*Work to complete*: Exact copy required. Repeat the records, but keep the pictures out.

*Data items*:
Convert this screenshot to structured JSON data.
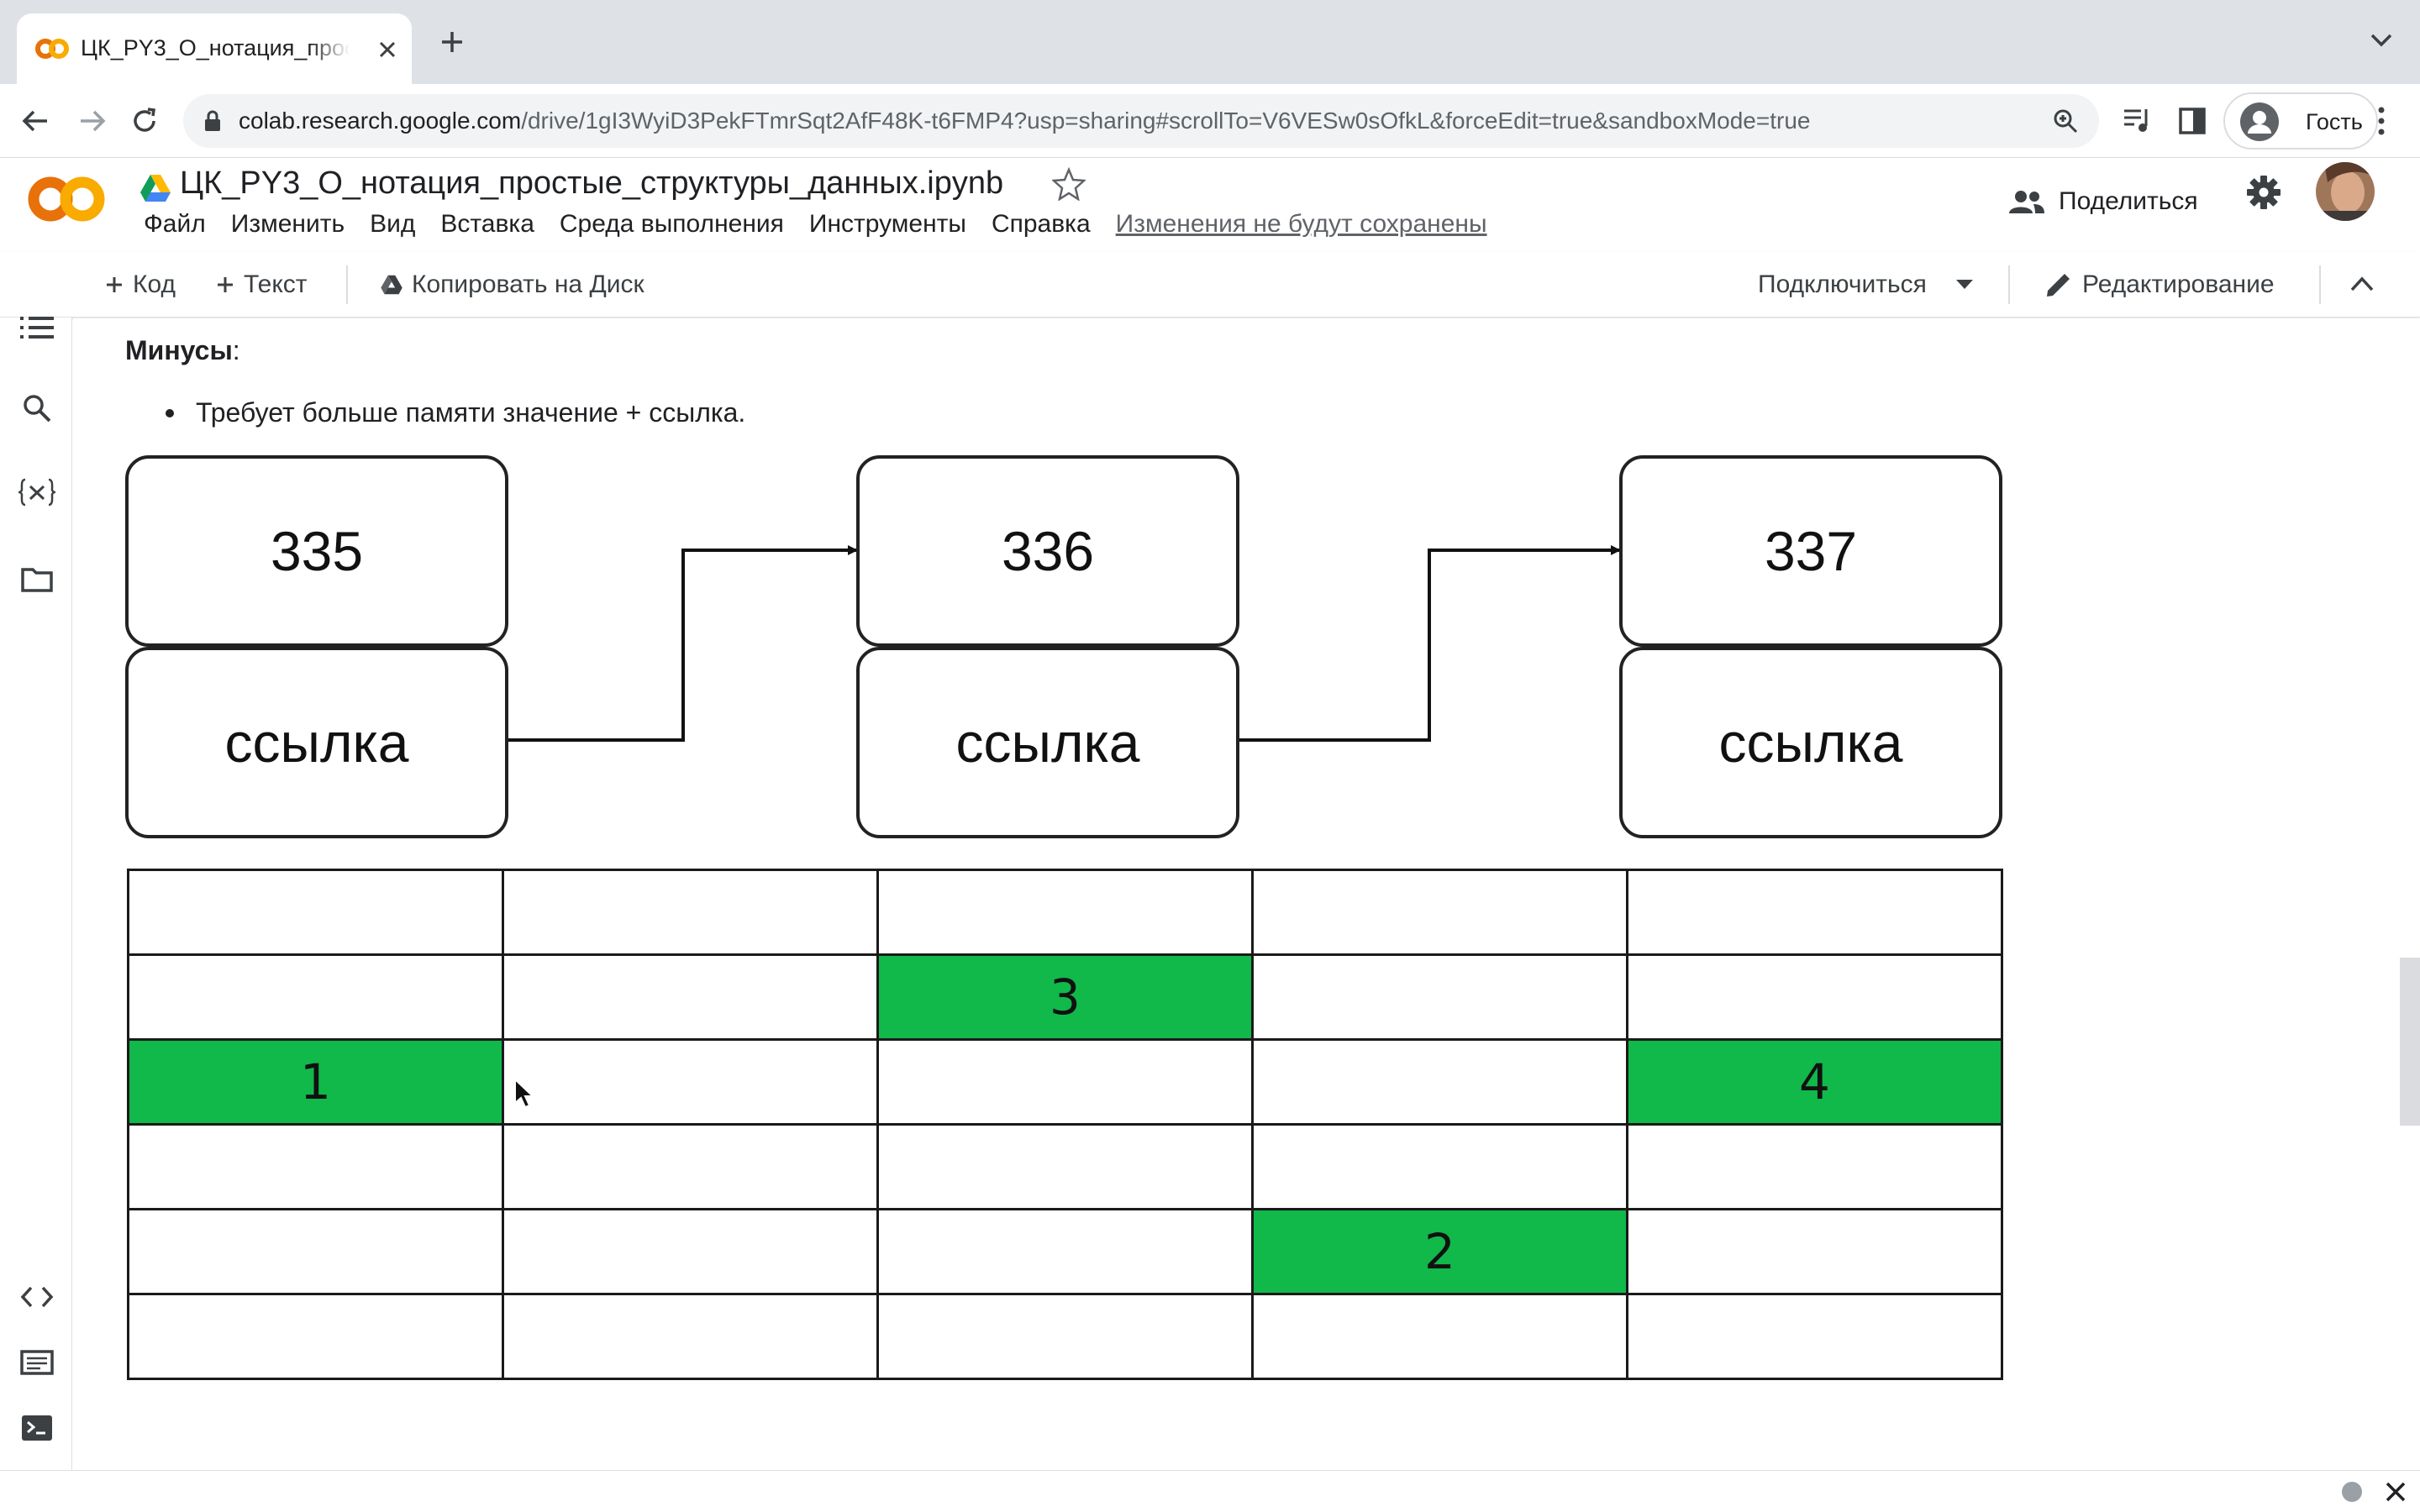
{
  "browser": {
    "tab_title": "ЦК_PY3_O_нотация_простые_структуры_данных",
    "url_host": "colab.research.google.com",
    "url_path": "/drive/1gI3WyiD3PekFTmrSqt2AfF48K-t6FMP4?usp=sharing#scrollTo=V6VESw0sOfkL&forceEdit=true&sandboxMode=true",
    "profile_label": "Гость"
  },
  "colab": {
    "logo_text": "CO",
    "notebook_title": "ЦК_PY3_O_нотация_простые_структуры_данных.ipynb",
    "menu": [
      "Файл",
      "Изменить",
      "Вид",
      "Вставка",
      "Среда выполнения",
      "Инструменты",
      "Справка"
    ],
    "unsaved_notice": "Изменения не будут сохранены",
    "share_label": "Поделиться"
  },
  "toolbar": {
    "add_code": "Код",
    "add_text": "Текст",
    "copy_to_drive": "Копировать на Диск",
    "connect": "Подключиться",
    "editing": "Редактирование"
  },
  "cell": {
    "minus_heading": "Минусы",
    "minus_colon": ":",
    "minus_item": "Требует больше памяти значение + ссылка."
  },
  "diagram": {
    "nodes": [
      {
        "value": "335",
        "link": "ссылка"
      },
      {
        "value": "336",
        "link": "ссылка"
      },
      {
        "value": "337",
        "link": "ссылка"
      }
    ]
  },
  "grid": {
    "rows": [
      [
        "",
        "",
        "",
        "",
        ""
      ],
      [
        "",
        "",
        "3",
        "",
        ""
      ],
      [
        "1",
        "",
        "",
        "",
        "4"
      ],
      [
        "",
        "",
        "",
        "",
        ""
      ],
      [
        "",
        "",
        "",
        "2",
        ""
      ],
      [
        "",
        "",
        "",
        "",
        ""
      ]
    ],
    "highlight_color": "#11b84a"
  },
  "colors": {
    "colab_orange": "#f9ab00",
    "colab_orange_dark": "#e8710a",
    "drive_green": "#0f9d58"
  }
}
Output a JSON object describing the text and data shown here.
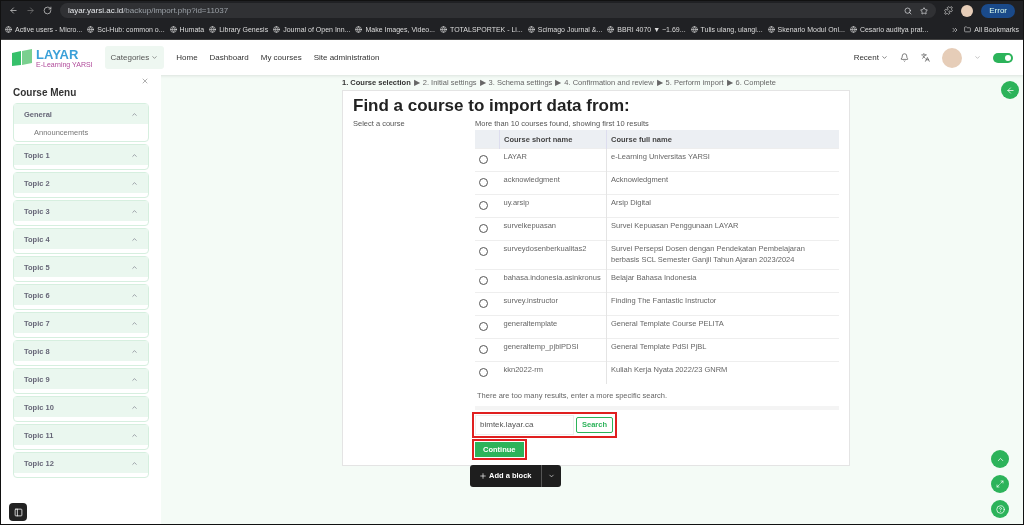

*Result for this task*:
Convert this screenshot to structured JSON data.
{
  "browser": {
    "tab_title": "ЦК_PY3_O_нотация_простые_структуры_данных",
    "url_host": "colab.research.google.com",
    "url_path": "/drive/1gI3WyiD3PekFTmrSqt2AfF48K-t6FMP4?usp=sharing#scrollTo=V6VESw0sOfkL&forceEdit=true&sandboxMode=true",
    "profile_label": "Гость"
  },
  "colab": {
    "logo_text": "CO",
    "notebook_title": "ЦК_PY3_O_нотация_простые_структуры_данных.ipynb",
    "menu": [
      "Файл",
      "Изменить",
      "Вид",
      "Вставка",
      "Среда выполнения",
      "Инструменты",
      "Справка"
    ],
    "unsaved_notice": "Изменения не будут сохранены",
    "share_label": "Поделиться"
  },
  "toolbar": {
    "add_code": "Код",
    "add_text": "Текст",
    "copy_to_drive": "Копировать на Диск",
    "connect": "Подключиться",
    "editing": "Редактирование"
  },
  "cell": {
    "minus_heading": "Минусы",
    "minus_colon": ":",
    "minus_item": "Требует больше памяти значение + ссылка."
  },
  "diagram": {
    "nodes": [
      {
        "value": "335",
        "link": "ссылка"
      },
      {
        "value": "336",
        "link": "ссылка"
      },
      {
        "value": "337",
        "link": "ссылка"
      }
    ]
  },
  "grid": {
    "rows": [
      [
        "",
        "",
        "",
        "",
        ""
      ],
      [
        "",
        "",
        "3",
        "",
        ""
      ],
      [
        "1",
        "",
        "",
        "",
        "4"
      ],
      [
        "",
        "",
        "",
        "",
        ""
      ],
      [
        "",
        "",
        "",
        "2",
        ""
      ],
      [
        "",
        "",
        "",
        "",
        ""
      ]
    ],
    "highlight_color": "#11b84a"
  },
  "colors": {
    "colab_orange": "#f9ab00",
    "colab_orange_dark": "#e8710a",
    "drive_green": "#0f9d58"
  }
}
Output a JSON object describing the text and data shown here.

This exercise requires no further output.